_ACTIVITY_.
Return all of the entries, keeping every word and mark as it is.

═════ INFORMATION GIVEN ═════

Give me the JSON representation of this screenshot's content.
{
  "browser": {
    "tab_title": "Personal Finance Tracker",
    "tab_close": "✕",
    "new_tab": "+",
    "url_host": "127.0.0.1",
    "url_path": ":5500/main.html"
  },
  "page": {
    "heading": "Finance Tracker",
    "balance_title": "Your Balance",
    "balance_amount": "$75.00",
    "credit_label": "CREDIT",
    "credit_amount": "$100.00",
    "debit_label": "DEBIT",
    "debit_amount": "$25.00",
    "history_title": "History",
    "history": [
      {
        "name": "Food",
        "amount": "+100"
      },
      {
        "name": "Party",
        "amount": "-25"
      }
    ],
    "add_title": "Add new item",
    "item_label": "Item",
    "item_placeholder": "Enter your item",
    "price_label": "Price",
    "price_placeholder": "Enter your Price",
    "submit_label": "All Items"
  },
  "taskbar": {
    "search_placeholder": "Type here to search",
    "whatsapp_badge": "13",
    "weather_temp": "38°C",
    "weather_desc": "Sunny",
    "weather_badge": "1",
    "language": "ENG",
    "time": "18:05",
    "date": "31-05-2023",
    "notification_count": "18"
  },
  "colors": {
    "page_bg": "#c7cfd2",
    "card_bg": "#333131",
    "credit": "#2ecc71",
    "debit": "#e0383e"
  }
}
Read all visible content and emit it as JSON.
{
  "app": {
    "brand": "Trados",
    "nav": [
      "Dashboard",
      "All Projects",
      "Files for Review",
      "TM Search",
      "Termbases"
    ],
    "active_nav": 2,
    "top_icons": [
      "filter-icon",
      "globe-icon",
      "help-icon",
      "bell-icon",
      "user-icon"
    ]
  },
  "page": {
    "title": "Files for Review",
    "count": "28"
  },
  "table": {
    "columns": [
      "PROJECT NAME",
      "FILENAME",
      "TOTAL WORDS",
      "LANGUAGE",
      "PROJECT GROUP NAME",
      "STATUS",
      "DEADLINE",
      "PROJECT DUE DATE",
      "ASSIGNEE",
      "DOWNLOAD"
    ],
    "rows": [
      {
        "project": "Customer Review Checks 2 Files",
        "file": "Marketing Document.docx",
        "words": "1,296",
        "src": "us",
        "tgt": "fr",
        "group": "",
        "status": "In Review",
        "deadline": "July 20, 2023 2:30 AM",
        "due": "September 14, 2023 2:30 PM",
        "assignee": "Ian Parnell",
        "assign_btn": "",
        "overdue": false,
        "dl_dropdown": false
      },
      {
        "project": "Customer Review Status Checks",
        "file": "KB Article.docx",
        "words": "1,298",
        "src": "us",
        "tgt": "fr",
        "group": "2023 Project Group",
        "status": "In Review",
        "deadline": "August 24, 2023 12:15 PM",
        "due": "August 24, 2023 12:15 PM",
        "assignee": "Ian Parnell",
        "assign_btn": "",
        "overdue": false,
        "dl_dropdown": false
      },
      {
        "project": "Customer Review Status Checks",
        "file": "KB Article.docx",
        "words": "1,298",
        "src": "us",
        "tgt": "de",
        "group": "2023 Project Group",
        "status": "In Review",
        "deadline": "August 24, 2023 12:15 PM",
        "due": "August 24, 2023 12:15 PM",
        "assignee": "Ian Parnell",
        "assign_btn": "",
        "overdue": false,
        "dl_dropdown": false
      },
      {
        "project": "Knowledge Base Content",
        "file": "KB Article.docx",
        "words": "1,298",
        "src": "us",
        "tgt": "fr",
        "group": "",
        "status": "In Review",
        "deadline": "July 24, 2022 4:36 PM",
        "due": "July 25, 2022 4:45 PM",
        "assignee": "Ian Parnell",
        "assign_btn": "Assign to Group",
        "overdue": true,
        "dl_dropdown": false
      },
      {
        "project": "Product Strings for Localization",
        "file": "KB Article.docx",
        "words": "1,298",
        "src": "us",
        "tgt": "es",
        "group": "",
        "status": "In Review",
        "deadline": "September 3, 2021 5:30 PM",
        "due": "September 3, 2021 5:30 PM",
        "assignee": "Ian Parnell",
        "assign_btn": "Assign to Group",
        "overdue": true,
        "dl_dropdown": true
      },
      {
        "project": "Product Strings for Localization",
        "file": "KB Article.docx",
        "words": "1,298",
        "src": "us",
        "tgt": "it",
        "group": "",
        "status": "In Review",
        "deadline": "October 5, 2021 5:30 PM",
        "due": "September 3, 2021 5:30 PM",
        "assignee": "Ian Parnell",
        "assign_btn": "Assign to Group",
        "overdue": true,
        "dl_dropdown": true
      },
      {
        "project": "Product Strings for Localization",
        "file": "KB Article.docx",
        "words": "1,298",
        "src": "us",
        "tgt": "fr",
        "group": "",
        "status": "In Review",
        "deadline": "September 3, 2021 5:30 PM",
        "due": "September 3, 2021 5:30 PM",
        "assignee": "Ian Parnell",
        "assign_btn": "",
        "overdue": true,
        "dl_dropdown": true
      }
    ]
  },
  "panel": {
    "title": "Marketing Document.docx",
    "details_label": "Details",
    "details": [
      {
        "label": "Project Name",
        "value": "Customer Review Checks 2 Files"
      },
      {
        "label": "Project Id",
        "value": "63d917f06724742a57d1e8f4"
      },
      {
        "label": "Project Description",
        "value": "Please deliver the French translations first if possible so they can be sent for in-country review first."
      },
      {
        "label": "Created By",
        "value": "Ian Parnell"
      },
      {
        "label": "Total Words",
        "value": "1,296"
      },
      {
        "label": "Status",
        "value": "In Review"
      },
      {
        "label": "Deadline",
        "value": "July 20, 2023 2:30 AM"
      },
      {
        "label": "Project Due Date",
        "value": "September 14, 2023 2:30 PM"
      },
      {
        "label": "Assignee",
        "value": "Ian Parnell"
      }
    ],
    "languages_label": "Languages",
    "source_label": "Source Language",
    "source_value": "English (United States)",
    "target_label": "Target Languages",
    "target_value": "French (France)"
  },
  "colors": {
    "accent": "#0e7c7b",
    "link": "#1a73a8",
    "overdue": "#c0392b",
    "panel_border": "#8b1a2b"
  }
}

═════

_RESULT FOR THIS TASK_.
Give me the JSON representation of this screenshot's content.
{
  "browser": {
    "tab_title": "Personal Finance Tracker",
    "tab_close": "✕",
    "new_tab": "+",
    "url_host": "127.0.0.1",
    "url_path": ":5500/main.html"
  },
  "page": {
    "heading": "Finance Tracker",
    "balance_title": "Your Balance",
    "balance_amount": "$75.00",
    "credit_label": "CREDIT",
    "credit_amount": "$100.00",
    "debit_label": "DEBIT",
    "debit_amount": "$25.00",
    "history_title": "History",
    "history": [
      {
        "name": "Food",
        "amount": "+100"
      },
      {
        "name": "Party",
        "amount": "-25"
      }
    ],
    "add_title": "Add new item",
    "item_label": "Item",
    "item_placeholder": "Enter your item",
    "price_label": "Price",
    "price_placeholder": "Enter your Price",
    "submit_label": "All Items"
  },
  "taskbar": {
    "search_placeholder": "Type here to search",
    "whatsapp_badge": "13",
    "weather_temp": "38°C",
    "weather_desc": "Sunny",
    "weather_badge": "1",
    "language": "ENG",
    "time": "18:05",
    "date": "31-05-2023",
    "notification_count": "18"
  },
  "colors": {
    "page_bg": "#c7cfd2",
    "card_bg": "#333131",
    "credit": "#2ecc71",
    "debit": "#e0383e"
  }
}
Read all visible content and emit it as JSON.
{
  "app": {
    "brand": "Trados",
    "nav": [
      "Dashboard",
      "All Projects",
      "Files for Review",
      "TM Search",
      "Termbases"
    ],
    "active_nav": 2,
    "top_icons": [
      "filter-icon",
      "globe-icon",
      "help-icon",
      "bell-icon",
      "user-icon"
    ]
  },
  "page": {
    "title": "Files for Review",
    "count": "28"
  },
  "table": {
    "columns": [
      "PROJECT NAME",
      "FILENAME",
      "TOTAL WORDS",
      "LANGUAGE",
      "PROJECT GROUP NAME",
      "STATUS",
      "DEADLINE",
      "PROJECT DUE DATE",
      "ASSIGNEE",
      "DOWNLOAD"
    ],
    "rows": [
      {
        "project": "Customer Review Checks 2 Files",
        "file": "Marketing Document.docx",
        "words": "1,296",
        "src": "us",
        "tgt": "fr",
        "group": "",
        "status": "In Review",
        "deadline": "July 20, 2023 2:30 AM",
        "due": "September 14, 2023 2:30 PM",
        "assignee": "Ian Parnell",
        "assign_btn": "",
        "overdue": false,
        "dl_dropdown": false
      },
      {
        "project": "Customer Review Status Checks",
        "file": "KB Article.docx",
        "words": "1,298",
        "src": "us",
        "tgt": "fr",
        "group": "2023 Project Group",
        "status": "In Review",
        "deadline": "August 24, 2023 12:15 PM",
        "due": "August 24, 2023 12:15 PM",
        "assignee": "Ian Parnell",
        "assign_btn": "",
        "overdue": false,
        "dl_dropdown": false
      },
      {
        "project": "Customer Review Status Checks",
        "file": "KB Article.docx",
        "words": "1,298",
        "src": "us",
        "tgt": "de",
        "group": "2023 Project Group",
        "status": "In Review",
        "deadline": "August 24, 2023 12:15 PM",
        "due": "August 24, 2023 12:15 PM",
        "assignee": "Ian Parnell",
        "assign_btn": "",
        "overdue": false,
        "dl_dropdown": false
      },
      {
        "project": "Knowledge Base Content",
        "file": "KB Article.docx",
        "words": "1,298",
        "src": "us",
        "tgt": "fr",
        "group": "",
        "status": "In Review",
        "deadline": "July 24, 2022 4:36 PM",
        "due": "July 25, 2022 4:45 PM",
        "assignee": "Ian Parnell",
        "assign_btn": "Assign to Group",
        "overdue": true,
        "dl_dropdown": false
      },
      {
        "project": "Product Strings for Localization",
        "file": "KB Article.docx",
        "words": "1,298",
        "src": "us",
        "tgt": "es",
        "group": "",
        "status": "In Review",
        "deadline": "September 3, 2021 5:30 PM",
        "due": "September 3, 2021 5:30 PM",
        "assignee": "Ian Parnell",
        "assign_btn": "Assign to Group",
        "overdue": true,
        "dl_dropdown": true
      },
      {
        "project": "Product Strings for Localization",
        "file": "KB Article.docx",
        "words": "1,298",
        "src": "us",
        "tgt": "it",
        "group": "",
        "status": "In Review",
        "deadline": "October 5, 2021 5:30 PM",
        "due": "September 3, 2021 5:30 PM",
        "assignee": "Ian Parnell",
        "assign_btn": "Assign to Group",
        "overdue": true,
        "dl_dropdown": true
      },
      {
        "project": "Product Strings for Localization",
        "file": "KB Article.docx",
        "words": "1,298",
        "src": "us",
        "tgt": "fr",
        "group": "",
        "status": "In Review",
        "deadline": "September 3, 2021 5:30 PM",
        "due": "September 3, 2021 5:30 PM",
        "assignee": "Ian Parnell",
        "assign_btn": "",
        "overdue": true,
        "dl_dropdown": true
      }
    ]
  },
  "panel": {
    "title": "Marketing Document.docx",
    "details_label": "Details",
    "details": [
      {
        "label": "Project Name",
        "value": "Customer Review Checks 2 Files"
      },
      {
        "label": "Project Id",
        "value": "63d917f06724742a57d1e8f4"
      },
      {
        "label": "Project Description",
        "value": "Please deliver the French translations first if possible so they can be sent for in-country review first."
      },
      {
        "label": "Created By",
        "value": "Ian Parnell"
      },
      {
        "label": "Total Words",
        "value": "1,296"
      },
      {
        "label": "Status",
        "value": "In Review"
      },
      {
        "label": "Deadline",
        "value": "July 20, 2023 2:30 AM"
      },
      {
        "label": "Project Due Date",
        "value": "September 14, 2023 2:30 PM"
      },
      {
        "label": "Assignee",
        "value": "Ian Parnell"
      }
    ],
    "languages_label": "Languages",
    "source_label": "Source Language",
    "source_value": "English (United States)",
    "target_label": "Target Languages",
    "target_value": "French (France)"
  },
  "colors": {
    "accent": "#0e7c7b",
    "link": "#1a73a8",
    "overdue": "#c0392b",
    "panel_border": "#8b1a2b"
  }
}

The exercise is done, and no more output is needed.